Replicate the data exactly, every line included.

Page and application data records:
##############################
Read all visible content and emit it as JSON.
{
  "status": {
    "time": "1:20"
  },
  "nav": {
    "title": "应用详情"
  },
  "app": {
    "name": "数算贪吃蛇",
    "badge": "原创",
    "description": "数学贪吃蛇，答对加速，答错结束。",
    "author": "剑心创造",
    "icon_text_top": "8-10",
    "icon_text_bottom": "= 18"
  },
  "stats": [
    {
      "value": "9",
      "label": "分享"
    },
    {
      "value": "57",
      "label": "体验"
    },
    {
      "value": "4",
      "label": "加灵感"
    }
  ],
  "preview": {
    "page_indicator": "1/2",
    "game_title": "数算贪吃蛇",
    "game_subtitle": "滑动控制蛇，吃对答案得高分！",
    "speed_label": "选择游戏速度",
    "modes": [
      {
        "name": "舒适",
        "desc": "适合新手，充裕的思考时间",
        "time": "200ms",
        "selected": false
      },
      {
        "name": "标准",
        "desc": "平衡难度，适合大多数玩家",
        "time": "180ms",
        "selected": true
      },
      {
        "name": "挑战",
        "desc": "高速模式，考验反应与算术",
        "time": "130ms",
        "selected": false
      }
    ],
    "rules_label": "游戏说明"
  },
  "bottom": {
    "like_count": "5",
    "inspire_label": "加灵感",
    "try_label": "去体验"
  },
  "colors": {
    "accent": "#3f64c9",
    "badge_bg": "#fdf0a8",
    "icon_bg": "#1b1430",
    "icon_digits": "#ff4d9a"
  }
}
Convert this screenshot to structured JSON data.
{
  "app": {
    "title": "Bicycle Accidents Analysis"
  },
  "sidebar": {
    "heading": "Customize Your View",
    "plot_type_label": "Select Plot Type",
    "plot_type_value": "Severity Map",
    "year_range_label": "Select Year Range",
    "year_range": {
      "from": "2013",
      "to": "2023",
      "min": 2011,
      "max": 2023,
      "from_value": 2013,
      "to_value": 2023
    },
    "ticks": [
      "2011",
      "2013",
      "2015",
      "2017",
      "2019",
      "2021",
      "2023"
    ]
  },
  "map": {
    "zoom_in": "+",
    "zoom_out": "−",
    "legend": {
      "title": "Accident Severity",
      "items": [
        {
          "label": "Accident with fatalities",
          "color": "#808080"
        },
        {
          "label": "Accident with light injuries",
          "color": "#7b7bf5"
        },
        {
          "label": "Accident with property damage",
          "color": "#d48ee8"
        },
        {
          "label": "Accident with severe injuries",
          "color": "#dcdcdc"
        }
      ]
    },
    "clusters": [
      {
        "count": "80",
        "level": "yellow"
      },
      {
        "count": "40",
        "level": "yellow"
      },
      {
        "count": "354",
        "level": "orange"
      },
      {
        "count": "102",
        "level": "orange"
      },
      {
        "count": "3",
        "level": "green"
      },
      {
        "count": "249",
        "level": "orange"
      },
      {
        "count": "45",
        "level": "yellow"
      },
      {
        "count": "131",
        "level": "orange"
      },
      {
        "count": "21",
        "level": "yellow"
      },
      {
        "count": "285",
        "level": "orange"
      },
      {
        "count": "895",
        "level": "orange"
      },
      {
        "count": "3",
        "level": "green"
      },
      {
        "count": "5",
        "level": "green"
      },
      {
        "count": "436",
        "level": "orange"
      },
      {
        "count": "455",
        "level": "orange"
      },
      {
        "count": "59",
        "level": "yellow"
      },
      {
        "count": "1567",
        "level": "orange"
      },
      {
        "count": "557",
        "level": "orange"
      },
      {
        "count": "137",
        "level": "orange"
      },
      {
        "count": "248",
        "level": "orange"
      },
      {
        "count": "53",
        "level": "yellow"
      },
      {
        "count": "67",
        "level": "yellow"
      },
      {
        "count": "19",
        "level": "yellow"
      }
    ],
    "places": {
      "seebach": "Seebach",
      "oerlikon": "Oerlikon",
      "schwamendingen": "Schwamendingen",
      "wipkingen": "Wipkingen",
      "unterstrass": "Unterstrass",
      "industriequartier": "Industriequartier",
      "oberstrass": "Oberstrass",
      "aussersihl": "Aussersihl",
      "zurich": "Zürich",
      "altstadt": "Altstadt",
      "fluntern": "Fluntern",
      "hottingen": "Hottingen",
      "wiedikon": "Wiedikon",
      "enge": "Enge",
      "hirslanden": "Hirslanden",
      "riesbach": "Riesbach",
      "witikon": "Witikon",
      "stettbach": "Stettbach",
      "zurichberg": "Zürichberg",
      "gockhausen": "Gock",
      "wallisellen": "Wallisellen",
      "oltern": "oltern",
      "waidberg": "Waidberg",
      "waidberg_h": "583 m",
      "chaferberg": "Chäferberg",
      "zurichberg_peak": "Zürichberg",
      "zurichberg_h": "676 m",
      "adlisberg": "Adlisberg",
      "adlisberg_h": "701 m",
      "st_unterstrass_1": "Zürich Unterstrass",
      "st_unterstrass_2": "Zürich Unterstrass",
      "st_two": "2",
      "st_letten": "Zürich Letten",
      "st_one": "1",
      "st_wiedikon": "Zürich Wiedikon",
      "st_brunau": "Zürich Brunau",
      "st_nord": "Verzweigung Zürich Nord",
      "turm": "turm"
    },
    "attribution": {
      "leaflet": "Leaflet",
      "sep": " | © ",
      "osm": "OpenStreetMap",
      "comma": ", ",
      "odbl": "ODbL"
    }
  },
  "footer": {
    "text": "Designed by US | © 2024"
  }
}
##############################
◆ **WORKED SOLUTION**
Read all visible content and emit it as JSON.
{
  "status": {
    "time": "1:20"
  },
  "nav": {
    "title": "应用详情"
  },
  "app": {
    "name": "数算贪吃蛇",
    "badge": "原创",
    "description": "数学贪吃蛇，答对加速，答错结束。",
    "author": "剑心创造",
    "icon_text_top": "8-10",
    "icon_text_bottom": "= 18"
  },
  "stats": [
    {
      "value": "9",
      "label": "分享"
    },
    {
      "value": "57",
      "label": "体验"
    },
    {
      "value": "4",
      "label": "加灵感"
    }
  ],
  "preview": {
    "page_indicator": "1/2",
    "game_title": "数算贪吃蛇",
    "game_subtitle": "滑动控制蛇，吃对答案得高分！",
    "speed_label": "选择游戏速度",
    "modes": [
      {
        "name": "舒适",
        "desc": "适合新手，充裕的思考时间",
        "time": "200ms",
        "selected": false
      },
      {
        "name": "标准",
        "desc": "平衡难度，适合大多数玩家",
        "time": "180ms",
        "selected": true
      },
      {
        "name": "挑战",
        "desc": "高速模式，考验反应与算术",
        "time": "130ms",
        "selected": false
      }
    ],
    "rules_label": "游戏说明"
  },
  "bottom": {
    "like_count": "5",
    "inspire_label": "加灵感",
    "try_label": "去体验"
  },
  "colors": {
    "accent": "#3f64c9",
    "badge_bg": "#fdf0a8",
    "icon_bg": "#1b1430",
    "icon_digits": "#ff4d9a"
  }
}
Convert this screenshot to structured JSON data.
{
  "app": {
    "title": "Bicycle Accidents Analysis"
  },
  "sidebar": {
    "heading": "Customize Your View",
    "plot_type_label": "Select Plot Type",
    "plot_type_value": "Severity Map",
    "year_range_label": "Select Year Range",
    "year_range": {
      "from": "2013",
      "to": "2023",
      "min": 2011,
      "max": 2023,
      "from_value": 2013,
      "to_value": 2023
    },
    "ticks": [
      "2011",
      "2013",
      "2015",
      "2017",
      "2019",
      "2021",
      "2023"
    ]
  },
  "map": {
    "zoom_in": "+",
    "zoom_out": "−",
    "legend": {
      "title": "Accident Severity",
      "items": [
        {
          "label": "Accident with fatalities",
          "color": "#808080"
        },
        {
          "label": "Accident with light injuries",
          "color": "#7b7bf5"
        },
        {
          "label": "Accident with property damage",
          "color": "#d48ee8"
        },
        {
          "label": "Accident with severe injuries",
          "color": "#dcdcdc"
        }
      ]
    },
    "clusters": [
      {
        "count": "80",
        "level": "yellow"
      },
      {
        "count": "40",
        "level": "yellow"
      },
      {
        "count": "354",
        "level": "orange"
      },
      {
        "count": "102",
        "level": "orange"
      },
      {
        "count": "3",
        "level": "green"
      },
      {
        "count": "249",
        "level": "orange"
      },
      {
        "count": "45",
        "level": "yellow"
      },
      {
        "count": "131",
        "level": "orange"
      },
      {
        "count": "21",
        "level": "yellow"
      },
      {
        "count": "285",
        "level": "orange"
      },
      {
        "count": "895",
        "level": "orange"
      },
      {
        "count": "3",
        "level": "green"
      },
      {
        "count": "5",
        "level": "green"
      },
      {
        "count": "436",
        "level": "orange"
      },
      {
        "count": "455",
        "level": "orange"
      },
      {
        "count": "59",
        "level": "yellow"
      },
      {
        "count": "1567",
        "level": "orange"
      },
      {
        "count": "557",
        "level": "orange"
      },
      {
        "count": "137",
        "level": "orange"
      },
      {
        "count": "248",
        "level": "orange"
      },
      {
        "count": "53",
        "level": "yellow"
      },
      {
        "count": "67",
        "level": "yellow"
      },
      {
        "count": "19",
        "level": "yellow"
      }
    ],
    "places": {
      "seebach": "Seebach",
      "oerlikon": "Oerlikon",
      "schwamendingen": "Schwamendingen",
      "wipkingen": "Wipkingen",
      "unterstrass": "Unterstrass",
      "industriequartier": "Industriequartier",
      "oberstrass": "Oberstrass",
      "aussersihl": "Aussersihl",
      "zurich": "Zürich",
      "altstadt": "Altstadt",
      "fluntern": "Fluntern",
      "hottingen": "Hottingen",
      "wiedikon": "Wiedikon",
      "enge": "Enge",
      "hirslanden": "Hirslanden",
      "riesbach": "Riesbach",
      "witikon": "Witikon",
      "stettbach": "Stettbach",
      "zurichberg": "Zürichberg",
      "gockhausen": "Gock",
      "wallisellen": "Wallisellen",
      "oltern": "oltern",
      "waidberg": "Waidberg",
      "waidberg_h": "583 m",
      "chaferberg": "Chäferberg",
      "zurichberg_peak": "Zürichberg",
      "zurichberg_h": "676 m",
      "adlisberg": "Adlisberg",
      "adlisberg_h": "701 m",
      "st_unterstrass_1": "Zürich Unterstrass",
      "st_unterstrass_2": "Zürich Unterstrass",
      "st_two": "2",
      "st_letten": "Zürich Letten",
      "st_one": "1",
      "st_wiedikon": "Zürich Wiedikon",
      "st_brunau": "Zürich Brunau",
      "st_nord": "Verzweigung Zürich Nord",
      "turm": "turm"
    },
    "attribution": {
      "leaflet": "Leaflet",
      "sep": " | © ",
      "osm": "OpenStreetMap",
      "comma": ", ",
      "odbl": "ODbL"
    }
  },
  "footer": {
    "text": "Designed by US | © 2024"
  }
}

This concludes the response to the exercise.